### WHAT TO WORK ON
Please quote the material exactly, every line of it.
# # # #
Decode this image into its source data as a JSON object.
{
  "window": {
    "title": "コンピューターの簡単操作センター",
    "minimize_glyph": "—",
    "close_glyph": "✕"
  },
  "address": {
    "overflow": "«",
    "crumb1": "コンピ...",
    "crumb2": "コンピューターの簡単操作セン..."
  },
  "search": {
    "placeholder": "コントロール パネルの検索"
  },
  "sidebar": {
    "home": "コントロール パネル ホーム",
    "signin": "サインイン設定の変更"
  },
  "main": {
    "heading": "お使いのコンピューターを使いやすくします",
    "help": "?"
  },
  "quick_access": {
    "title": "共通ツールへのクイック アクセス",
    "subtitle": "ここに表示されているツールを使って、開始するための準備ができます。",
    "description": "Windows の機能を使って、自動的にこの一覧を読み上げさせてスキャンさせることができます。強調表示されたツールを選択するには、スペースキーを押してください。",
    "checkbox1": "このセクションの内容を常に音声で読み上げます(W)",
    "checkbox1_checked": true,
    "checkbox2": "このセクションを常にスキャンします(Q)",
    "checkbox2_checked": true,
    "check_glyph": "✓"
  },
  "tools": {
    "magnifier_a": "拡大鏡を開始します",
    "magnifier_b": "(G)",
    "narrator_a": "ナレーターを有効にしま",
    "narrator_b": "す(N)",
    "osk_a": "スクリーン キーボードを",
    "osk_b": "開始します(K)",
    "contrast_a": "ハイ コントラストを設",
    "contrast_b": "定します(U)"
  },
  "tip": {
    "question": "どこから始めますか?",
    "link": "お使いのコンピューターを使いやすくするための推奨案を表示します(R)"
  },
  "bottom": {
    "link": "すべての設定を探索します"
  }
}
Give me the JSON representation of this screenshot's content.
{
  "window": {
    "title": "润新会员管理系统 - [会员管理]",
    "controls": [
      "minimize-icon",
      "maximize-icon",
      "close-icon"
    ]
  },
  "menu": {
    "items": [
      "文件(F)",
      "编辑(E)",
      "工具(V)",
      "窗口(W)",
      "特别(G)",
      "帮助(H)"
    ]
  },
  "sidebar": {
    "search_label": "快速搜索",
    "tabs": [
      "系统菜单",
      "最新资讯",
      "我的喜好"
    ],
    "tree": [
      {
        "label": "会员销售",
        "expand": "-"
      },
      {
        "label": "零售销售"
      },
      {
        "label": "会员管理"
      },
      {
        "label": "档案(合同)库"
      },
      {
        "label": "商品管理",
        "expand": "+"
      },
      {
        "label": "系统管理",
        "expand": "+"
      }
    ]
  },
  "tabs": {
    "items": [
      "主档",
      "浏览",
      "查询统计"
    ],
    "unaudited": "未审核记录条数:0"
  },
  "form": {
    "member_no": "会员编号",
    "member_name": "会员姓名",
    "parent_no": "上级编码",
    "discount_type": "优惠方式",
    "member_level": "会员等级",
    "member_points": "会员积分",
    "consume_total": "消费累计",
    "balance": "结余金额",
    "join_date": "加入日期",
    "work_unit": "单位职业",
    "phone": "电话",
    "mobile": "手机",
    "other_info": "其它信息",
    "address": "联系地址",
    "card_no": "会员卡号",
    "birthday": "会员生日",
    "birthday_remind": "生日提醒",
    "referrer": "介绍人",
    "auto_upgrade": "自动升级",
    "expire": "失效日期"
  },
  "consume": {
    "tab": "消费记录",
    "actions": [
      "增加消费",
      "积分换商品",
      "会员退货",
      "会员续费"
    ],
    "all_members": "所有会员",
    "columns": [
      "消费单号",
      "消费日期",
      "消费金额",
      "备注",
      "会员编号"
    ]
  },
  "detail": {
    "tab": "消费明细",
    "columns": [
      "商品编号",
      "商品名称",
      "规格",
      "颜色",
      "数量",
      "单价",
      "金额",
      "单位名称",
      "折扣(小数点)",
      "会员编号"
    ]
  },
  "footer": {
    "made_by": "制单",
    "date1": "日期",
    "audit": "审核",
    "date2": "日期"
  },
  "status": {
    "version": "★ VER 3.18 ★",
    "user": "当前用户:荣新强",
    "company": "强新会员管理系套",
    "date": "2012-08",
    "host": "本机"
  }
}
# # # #
### SOLUTION TO THIS TASK
Decode this image into its source data as a JSON object.
{
  "window": {
    "title": "コンピューターの簡単操作センター",
    "minimize_glyph": "—",
    "close_glyph": "✕"
  },
  "address": {
    "overflow": "«",
    "crumb1": "コンピ...",
    "crumb2": "コンピューターの簡単操作セン..."
  },
  "search": {
    "placeholder": "コントロール パネルの検索"
  },
  "sidebar": {
    "home": "コントロール パネル ホーム",
    "signin": "サインイン設定の変更"
  },
  "main": {
    "heading": "お使いのコンピューターを使いやすくします",
    "help": "?"
  },
  "quick_access": {
    "title": "共通ツールへのクイック アクセス",
    "subtitle": "ここに表示されているツールを使って、開始するための準備ができます。",
    "description": "Windows の機能を使って、自動的にこの一覧を読み上げさせてスキャンさせることができます。強調表示されたツールを選択するには、スペースキーを押してください。",
    "checkbox1": "このセクションの内容を常に音声で読み上げます(W)",
    "checkbox1_checked": true,
    "checkbox2": "このセクションを常にスキャンします(Q)",
    "checkbox2_checked": true,
    "check_glyph": "✓"
  },
  "tools": {
    "magnifier_a": "拡大鏡を開始します",
    "magnifier_b": "(G)",
    "narrator_a": "ナレーターを有効にしま",
    "narrator_b": "す(N)",
    "osk_a": "スクリーン キーボードを",
    "osk_b": "開始します(K)",
    "contrast_a": "ハイ コントラストを設",
    "contrast_b": "定します(U)"
  },
  "tip": {
    "question": "どこから始めますか?",
    "link": "お使いのコンピューターを使いやすくするための推奨案を表示します(R)"
  },
  "bottom": {
    "link": "すべての設定を探索します"
  }
}
Give me the JSON representation of this screenshot's content.
{
  "window": {
    "title": "润新会员管理系统 - [会员管理]",
    "controls": [
      "minimize-icon",
      "maximize-icon",
      "close-icon"
    ]
  },
  "menu": {
    "items": [
      "文件(F)",
      "编辑(E)",
      "工具(V)",
      "窗口(W)",
      "特别(G)",
      "帮助(H)"
    ]
  },
  "sidebar": {
    "search_label": "快速搜索",
    "tabs": [
      "系统菜单",
      "最新资讯",
      "我的喜好"
    ],
    "tree": [
      {
        "label": "会员销售",
        "expand": "-"
      },
      {
        "label": "零售销售"
      },
      {
        "label": "会员管理"
      },
      {
        "label": "档案(合同)库"
      },
      {
        "label": "商品管理",
        "expand": "+"
      },
      {
        "label": "系统管理",
        "expand": "+"
      }
    ]
  },
  "tabs": {
    "items": [
      "主档",
      "浏览",
      "查询统计"
    ],
    "unaudited": "未审核记录条数:0"
  },
  "form": {
    "member_no": "会员编号",
    "member_name": "会员姓名",
    "parent_no": "上级编码",
    "discount_type": "优惠方式",
    "member_level": "会员等级",
    "member_points": "会员积分",
    "consume_total": "消费累计",
    "balance": "结余金额",
    "join_date": "加入日期",
    "work_unit": "单位职业",
    "phone": "电话",
    "mobile": "手机",
    "other_info": "其它信息",
    "address": "联系地址",
    "card_no": "会员卡号",
    "birthday": "会员生日",
    "birthday_remind": "生日提醒",
    "referrer": "介绍人",
    "auto_upgrade": "自动升级",
    "expire": "失效日期"
  },
  "consume": {
    "tab": "消费记录",
    "actions": [
      "增加消费",
      "积分换商品",
      "会员退货",
      "会员续费"
    ],
    "all_members": "所有会员",
    "columns": [
      "消费单号",
      "消费日期",
      "消费金额",
      "备注",
      "会员编号"
    ]
  },
  "detail": {
    "tab": "消费明细",
    "columns": [
      "商品编号",
      "商品名称",
      "规格",
      "颜色",
      "数量",
      "单价",
      "金额",
      "单位名称",
      "折扣(小数点)",
      "会员编号"
    ]
  },
  "footer": {
    "made_by": "制单",
    "date1": "日期",
    "audit": "审核",
    "date2": "日期"
  },
  "status": {
    "version": "★ VER 3.18 ★",
    "user": "当前用户:荣新强",
    "company": "强新会员管理系套",
    "date": "2012-08",
    "host": "本机"
  }
}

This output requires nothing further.